their flocks. Some of the holdings range from
twenty-five thousand to more than two million acres.
Southern Patagonia has immense numbers
of guanacos, or wild llamas. These animals
frequent the Andean slopes and the adjacent pampas.
During the winter season they come down to the lowlands
to drink in the unfrozen lakes and feed upon the herbage.
During severe winters sometimes hundreds are found
dead from starvation in the valleys near the frozen
Thousands of wild cattle are found
on the eastern slopes of the Andes, but they are difficult
to capture; they are exceedingly wary and can scent
a man far off. In agility in climbing the steep,
rough places they equal the goat. If one of their
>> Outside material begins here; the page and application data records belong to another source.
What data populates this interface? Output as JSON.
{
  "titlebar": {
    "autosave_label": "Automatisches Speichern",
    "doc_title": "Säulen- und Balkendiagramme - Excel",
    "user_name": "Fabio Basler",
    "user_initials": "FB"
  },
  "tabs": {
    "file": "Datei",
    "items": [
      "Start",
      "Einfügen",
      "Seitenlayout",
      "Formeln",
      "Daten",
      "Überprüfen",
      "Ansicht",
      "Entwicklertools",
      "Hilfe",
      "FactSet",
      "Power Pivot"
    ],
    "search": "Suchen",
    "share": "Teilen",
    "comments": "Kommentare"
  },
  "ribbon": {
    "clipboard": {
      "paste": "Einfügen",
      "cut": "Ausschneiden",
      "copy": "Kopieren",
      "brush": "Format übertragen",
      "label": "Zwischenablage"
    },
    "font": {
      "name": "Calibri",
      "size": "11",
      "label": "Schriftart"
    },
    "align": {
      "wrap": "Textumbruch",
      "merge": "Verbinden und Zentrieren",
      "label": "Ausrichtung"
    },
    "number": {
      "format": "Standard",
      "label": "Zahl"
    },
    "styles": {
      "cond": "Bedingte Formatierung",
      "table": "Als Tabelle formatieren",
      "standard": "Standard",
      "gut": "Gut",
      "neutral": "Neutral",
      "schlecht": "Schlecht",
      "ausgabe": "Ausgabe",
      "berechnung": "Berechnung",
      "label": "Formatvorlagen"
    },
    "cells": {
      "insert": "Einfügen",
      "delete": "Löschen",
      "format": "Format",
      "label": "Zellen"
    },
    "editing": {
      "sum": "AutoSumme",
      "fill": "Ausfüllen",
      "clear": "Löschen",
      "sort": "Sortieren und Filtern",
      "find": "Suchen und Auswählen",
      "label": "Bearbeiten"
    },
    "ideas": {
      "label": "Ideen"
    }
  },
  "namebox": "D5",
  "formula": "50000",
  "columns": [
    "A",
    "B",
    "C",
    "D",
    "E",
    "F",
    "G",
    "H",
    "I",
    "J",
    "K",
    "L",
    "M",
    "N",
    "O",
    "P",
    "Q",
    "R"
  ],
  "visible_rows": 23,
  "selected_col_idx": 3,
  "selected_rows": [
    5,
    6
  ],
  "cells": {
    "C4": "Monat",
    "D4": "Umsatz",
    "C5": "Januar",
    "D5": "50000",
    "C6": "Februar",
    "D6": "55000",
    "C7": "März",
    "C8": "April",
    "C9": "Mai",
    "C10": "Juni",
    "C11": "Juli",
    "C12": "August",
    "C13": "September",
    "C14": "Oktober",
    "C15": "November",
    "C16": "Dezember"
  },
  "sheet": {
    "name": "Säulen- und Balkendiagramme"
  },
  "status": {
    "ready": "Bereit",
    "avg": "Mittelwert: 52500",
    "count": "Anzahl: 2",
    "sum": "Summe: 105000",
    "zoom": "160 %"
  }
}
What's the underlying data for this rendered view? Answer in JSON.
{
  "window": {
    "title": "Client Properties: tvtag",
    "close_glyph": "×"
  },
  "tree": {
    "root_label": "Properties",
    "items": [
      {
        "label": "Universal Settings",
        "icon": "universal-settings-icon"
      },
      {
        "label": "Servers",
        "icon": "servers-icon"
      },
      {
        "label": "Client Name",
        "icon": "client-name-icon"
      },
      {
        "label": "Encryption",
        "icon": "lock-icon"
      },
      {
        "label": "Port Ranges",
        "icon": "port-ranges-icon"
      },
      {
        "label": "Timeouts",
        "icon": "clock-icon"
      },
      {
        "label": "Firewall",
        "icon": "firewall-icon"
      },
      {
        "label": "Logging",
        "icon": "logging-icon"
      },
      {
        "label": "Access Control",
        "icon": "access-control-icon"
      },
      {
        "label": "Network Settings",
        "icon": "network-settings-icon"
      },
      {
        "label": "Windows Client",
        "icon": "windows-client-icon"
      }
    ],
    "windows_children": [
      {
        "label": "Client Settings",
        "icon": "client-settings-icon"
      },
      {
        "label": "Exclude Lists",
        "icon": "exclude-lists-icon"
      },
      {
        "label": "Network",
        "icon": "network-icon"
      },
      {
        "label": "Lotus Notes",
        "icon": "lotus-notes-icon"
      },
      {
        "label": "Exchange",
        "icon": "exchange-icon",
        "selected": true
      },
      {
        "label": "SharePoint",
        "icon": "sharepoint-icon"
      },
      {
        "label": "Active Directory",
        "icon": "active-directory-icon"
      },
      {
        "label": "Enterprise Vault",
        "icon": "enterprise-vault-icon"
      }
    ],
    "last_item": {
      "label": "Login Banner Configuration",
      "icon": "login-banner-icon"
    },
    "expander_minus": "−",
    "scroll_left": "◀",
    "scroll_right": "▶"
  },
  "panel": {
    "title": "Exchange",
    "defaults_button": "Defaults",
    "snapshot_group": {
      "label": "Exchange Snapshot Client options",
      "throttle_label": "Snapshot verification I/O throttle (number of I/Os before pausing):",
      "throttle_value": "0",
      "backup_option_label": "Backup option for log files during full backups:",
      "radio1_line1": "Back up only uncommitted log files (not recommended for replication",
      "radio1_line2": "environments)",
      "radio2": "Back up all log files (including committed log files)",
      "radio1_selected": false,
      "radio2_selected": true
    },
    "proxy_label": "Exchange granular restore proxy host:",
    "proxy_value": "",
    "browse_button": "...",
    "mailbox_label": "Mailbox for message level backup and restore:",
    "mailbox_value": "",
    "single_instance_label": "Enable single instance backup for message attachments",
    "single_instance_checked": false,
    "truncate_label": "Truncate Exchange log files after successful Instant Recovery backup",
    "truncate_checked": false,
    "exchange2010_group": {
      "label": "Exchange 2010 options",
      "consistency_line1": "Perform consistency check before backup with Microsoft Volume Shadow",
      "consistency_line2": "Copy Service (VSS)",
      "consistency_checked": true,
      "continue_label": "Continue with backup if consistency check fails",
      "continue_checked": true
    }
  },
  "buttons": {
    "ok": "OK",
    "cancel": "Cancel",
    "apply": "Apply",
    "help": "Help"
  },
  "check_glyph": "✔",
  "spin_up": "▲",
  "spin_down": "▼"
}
number is killed the whole herd deserts the locality
at night. When wounded they are fierce fighters,
if forced into close quarters.
Punta Arenas, or “Sandy Point,”
is on the north side of the Strait of Magellan and
is Chilean territory. It is a new town cut out
of the woods, and even yet many of the streets are
diversified by the stumps of big beech trees.
The place is an important coaling and provision station
and, next to Honolulu, the most important ocean post-office
in the world. It has a population of twelve thousand,
and is the capital and centre of the great wool industry
of the Territory of Magellan, which comprises a majority
of the islands south of the mainland, together with
the southern part of Patagonia.
A few years ago, in order to encourage
the building up of Punta Arenas, the government offered
a lot free to any one who would erect a building on
it. Many accepted the offer, and to-day some of
the lots in the business part of the town are very
valuable. Although most of the buildings are
constructed with regard to economy rather than beauty,
yet some of the business blocks will compare favorably
with those of the new cities in the United States.
Like several Australian cities, Punta
Arenas was a convict colony. It was founded as
such in 1843, and so remained until the European steamships
began to thread the strait instead of doubling the
Horn. Then it became a coaling station, a supply
store, a half-way town, and an ocean post-office.
All this business was previously carried on at the
Falkland Islands, but the route through the strait
settled the business for both places. The Falkland
station was abandoned; Punta Arenas became a thriving
town. A ticket-of-leave was given to each convict
who consented to join the Chilean army.
The town forthwith blossomed into
a typical frontier settlement banks and
gambling dens, churches and saloons, schools and bullfights.
Every race of people and almost every industry is
represented there. The Spanish see to it that
the Sunday bullfights are correct; the French insure
the proper social functions; the Germans manage the
banks; and the Americans take the profits of the railways,
telegraph lines, and flour-mills. As to latitude,
Punta Arenas is cold and inhospitable; but for business
and social affairs, it is very, very warm, especially
in the matter of social affairs.